Does a 10-valent pneumococcal-Haemophilus influenzae protein D conjugate vaccine prevent respiratory exacerbations in children with recurrent protracted bacterial bronchitis, chronic suppurative lung disease and bronchiectasis: protocol for a randomised controlled trial

Background Recurrent protracted bacterial bronchitis (PBB), chronic suppurative lung disease (CSLD) and bronchiectasis are characterised by a chronic wet cough and are important causes of childhood respiratory morbidity globally. Haemophilus influenzae and Streptococcus pneumoniae are the most commonly associated pathogens. As respiratory exacerbations impair quality of life and...

Azithromycin for Indigenous children with bronchiectasis: study protocol for a multi-centre randomized controlled trial

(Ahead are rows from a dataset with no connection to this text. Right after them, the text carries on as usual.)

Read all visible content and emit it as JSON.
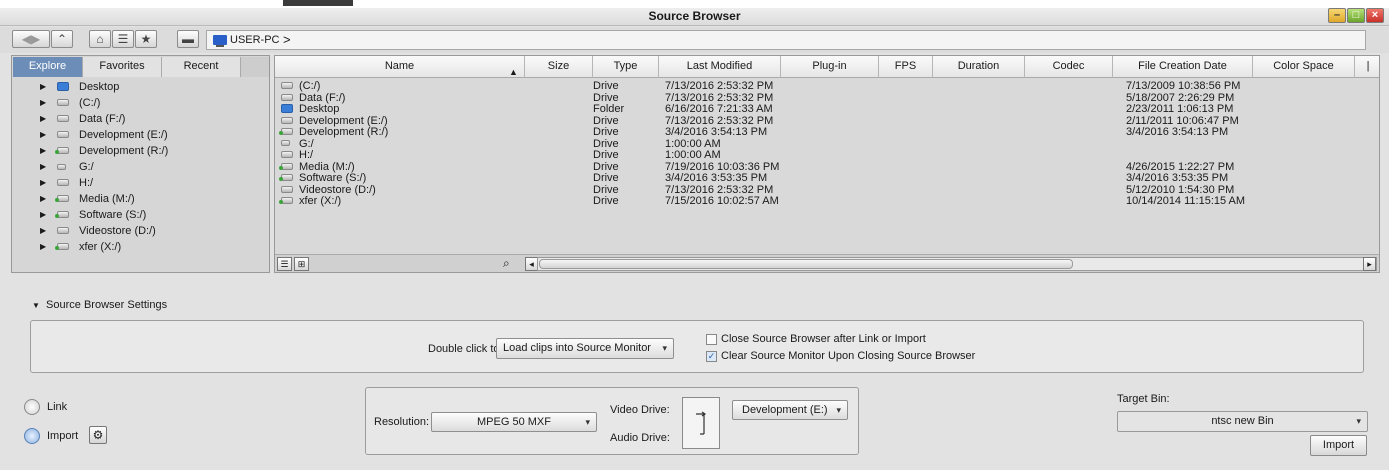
{
  "window": {
    "title": "Source Browser"
  },
  "toolbar": {
    "path_label": "USER-PC",
    "path_chevron": ">"
  },
  "left_tabs": [
    "Explore",
    "Favorites",
    "Recent"
  ],
  "tree": [
    {
      "label": "Desktop",
      "icon": "folder-icon"
    },
    {
      "label": "(C:/)",
      "icon": "drive-icon"
    },
    {
      "label": "Data (F:/)",
      "icon": "drive-icon"
    },
    {
      "label": "Development (E:/)",
      "icon": "drive-icon"
    },
    {
      "label": "Development (R:/)",
      "icon": "network-drive-icon"
    },
    {
      "label": "G:/",
      "icon": "card-reader-icon"
    },
    {
      "label": "H:/",
      "icon": "drive-icon"
    },
    {
      "label": "Media (M:/)",
      "icon": "network-drive-icon"
    },
    {
      "label": "Software (S:/)",
      "icon": "network-drive-icon"
    },
    {
      "label": "Videostore (D:/)",
      "icon": "drive-icon"
    },
    {
      "label": "xfer (X:/)",
      "icon": "network-drive-icon"
    }
  ],
  "columns": [
    "Name",
    "Size",
    "Type",
    "Last Modified",
    "Plug-in",
    "FPS",
    "Duration",
    "Codec",
    "File Creation Date",
    "Color Space"
  ],
  "rows": [
    {
      "name": "(C:/)",
      "type": "Drive",
      "modified": "7/13/2016 2:53:32 PM",
      "created": "7/13/2009 10:38:56 PM",
      "icon": "drive-icon"
    },
    {
      "name": "Data (F:/)",
      "type": "Drive",
      "modified": "7/13/2016 2:53:32 PM",
      "created": "5/18/2007 2:26:29 PM",
      "icon": "drive-icon"
    },
    {
      "name": "Desktop",
      "type": "Folder",
      "modified": "6/16/2016 7:21:33 AM",
      "created": "2/23/2011 1:06:13 PM",
      "icon": "folder-icon"
    },
    {
      "name": "Development (E:/)",
      "type": "Drive",
      "modified": "7/13/2016 2:53:32 PM",
      "created": "2/11/2011 10:06:47 PM",
      "icon": "drive-icon"
    },
    {
      "name": "Development (R:/)",
      "type": "Drive",
      "modified": "3/4/2016 3:54:13 PM",
      "created": "3/4/2016 3:54:13 PM",
      "icon": "network-drive-icon"
    },
    {
      "name": "G:/",
      "type": "Drive",
      "modified": "1:00:00 AM",
      "created": "",
      "icon": "card-reader-icon"
    },
    {
      "name": "H:/",
      "type": "Drive",
      "modified": "1:00:00 AM",
      "created": "",
      "icon": "drive-icon"
    },
    {
      "name": "Media (M:/)",
      "type": "Drive",
      "modified": "7/19/2016 10:03:36 PM",
      "created": "4/26/2015 1:22:27 PM",
      "icon": "network-drive-icon"
    },
    {
      "name": "Software (S:/)",
      "type": "Drive",
      "modified": "3/4/2016 3:53:35 PM",
      "created": "3/4/2016 3:53:35 PM",
      "icon": "network-drive-icon"
    },
    {
      "name": "Videostore (D:/)",
      "type": "Drive",
      "modified": "7/13/2016 2:53:32 PM",
      "created": "5/12/2010 1:54:30 PM",
      "icon": "drive-icon"
    },
    {
      "name": "xfer (X:/)",
      "type": "Drive",
      "modified": "7/15/2016 10:02:57 AM",
      "created": "10/14/2014 11:15:15 AM",
      "icon": "network-drive-icon"
    }
  ],
  "settings": {
    "header": "Source Browser Settings",
    "double_click_label": "Double click to:",
    "double_click_value": "Load clips into Source Monitor",
    "close_after_label": "Close Source Browser after Link or Import",
    "close_after_checked": false,
    "clear_monitor_label": "Clear Source Monitor Upon Closing Source Browser",
    "clear_monitor_checked": true
  },
  "mode": {
    "link_label": "Link",
    "import_label": "Import",
    "selected": "Import"
  },
  "import_options": {
    "resolution_label": "Resolution:",
    "resolution_value": "MPEG 50  MXF",
    "video_drive_label": "Video Drive:",
    "audio_drive_label": "Audio Drive:",
    "drive_value": "Development (E:)"
  },
  "target": {
    "label": "Target Bin:",
    "bin_value": "ntsc new Bin",
    "import_button": "Import"
  },
  "colors": {
    "accent": "#6b8db8",
    "folder": "#3b7ed8",
    "network_dot": "#3aa43a"
  }
}
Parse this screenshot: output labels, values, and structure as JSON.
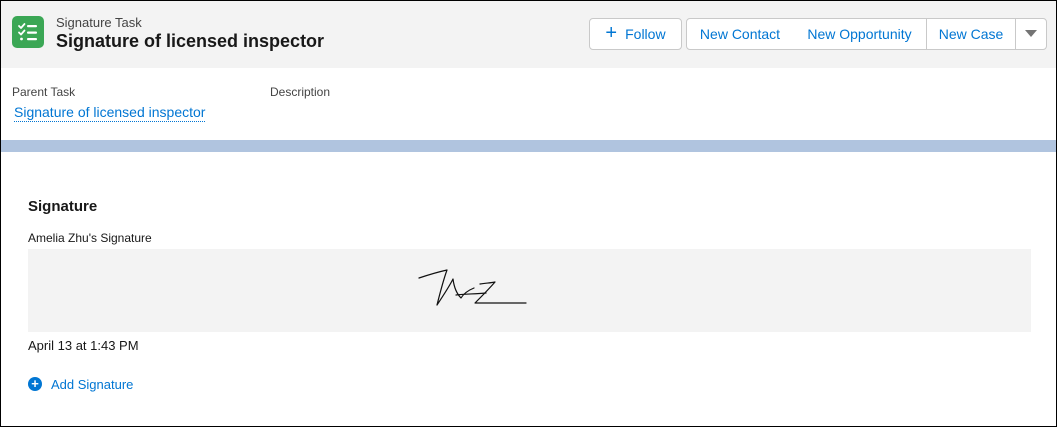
{
  "header": {
    "icon": "task-checklist-icon",
    "object_label": "Signature Task",
    "title": "Signature of licensed inspector",
    "buttons": {
      "follow": "Follow",
      "new_contact": "New Contact",
      "new_opportunity": "New Opportunity",
      "new_case": "New Case",
      "more_icon": "chevron-down-icon"
    }
  },
  "highlights": {
    "parent_task_label": "Parent Task",
    "parent_task_value": "Signature of licensed inspector",
    "description_label": "Description"
  },
  "signature_section": {
    "title": "Signature",
    "owner_label": "Amelia Zhu's Signature",
    "timestamp": "April 13 at 1:43 PM",
    "add_label": "Add Signature"
  },
  "colors": {
    "brand_blue": "#0176d3",
    "icon_green": "#3ba755",
    "header_bg": "#f3f3f3",
    "band": "#b0c4df"
  }
}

BackgroundThe prevalence of chronic suppurative lung disease (CSLD) and bronchiectasis unrelated to cystic fibrosis (CF) among Indigenous children in Australia, New Zealand and Alaska is very high. Antibiotics are a major component of treatment and are used both on a short or long-term basis. One aim of long-term or maintenance antibiotics is to reduce the frequency of acute...

Randomized placebo-controlled trial on azithromycin to reduce the morbidity of bronchiolitis in Indigenous Australian infants: rationale and protocol

Background Acute lower respiratory infections are the commonest cause of morbidity and potentially preventable mortality in Indigenous infants. Infancy is also a critical time for post-natal lung growth and development. Severe or repeated lower airway injury in very young children likely increases the likelihood of chronic pulmonary disorders later in life. Globally...

Longitudinal Nasopharyngeal Carriage and Antibiotic Resistance of Respiratory Bacteria in Indigenous Australian and Alaska Native Children with Bronchiectasis

Keith Grimwood Patricia C. Valery Allen C. Cheng Peter S. Morris Amanda J. Leach Heidi C. Smith-Vaughan Mark Chatfield Greg Redding Alisa L. Reasonover Gabrielle B. McCallum Lori Chikoyak Malcolm I

Bronchiectasis exacerbation study on azithromycin and amoxycillin-clavulanate for respiratory exacerbations in children (BEST-2): study protocol for a randomized controlled trial

Anne B Chang 0 1 Keith Grimwood Andrew C Wilson Peter P van Asperen Catherine A Byrnes Kerry-Ann F O'Grady Theo P Sloots Colin F Robertson Paul J Torzillo Gabrielle B McCallum 1 Ian B Masters 0

Antibiotics for bronchiectasis exacerbations in children: rationale and study protocol for a randomised placebo-controlled trial

Background Despite bronchiectasis being increasingly recognised as an important cause of chronic respiratory morbidity in both indigenous and non-indigenous settings globally, high quality evidence to inform management is scarce. It is assumed that antibiotics are efficacious for all bronchiectasis exacerbations, but not all practitioners agree. Inadequately treated exacerbations...

Emergence of Echovirus Type 13 as a Prominent Enterovirus

In 2001, increased activity of the rarely detected enterovirus echovirus type 13 (E13) was observed in the United States. This article describes the epidemiologic, clinical, and genetic characteristics of E13 activity in the United States in 2001, compared with E13 activity abroad in 2000–2002. In the United States, E13 accounted for 376 (24%) of the 1584 enterovirus isolates...

An Echovirus Type 33 Winter Outbreak in New Zealand

Echovirus type 33 (E33) is a relatively uncommon enterovirus. An E33 outbreak during the winter of 2000 in New Zealand led to 75 virologically-confirmed cases of E33 infection (2.6 cases per 100,000 individuals). Sixty-six (88%) of the 75 patients were aged <30 years, with the highest rates of infection recorded in Maori and Pacific ethnic groups. Overall, 47 (84%) of 56 patients...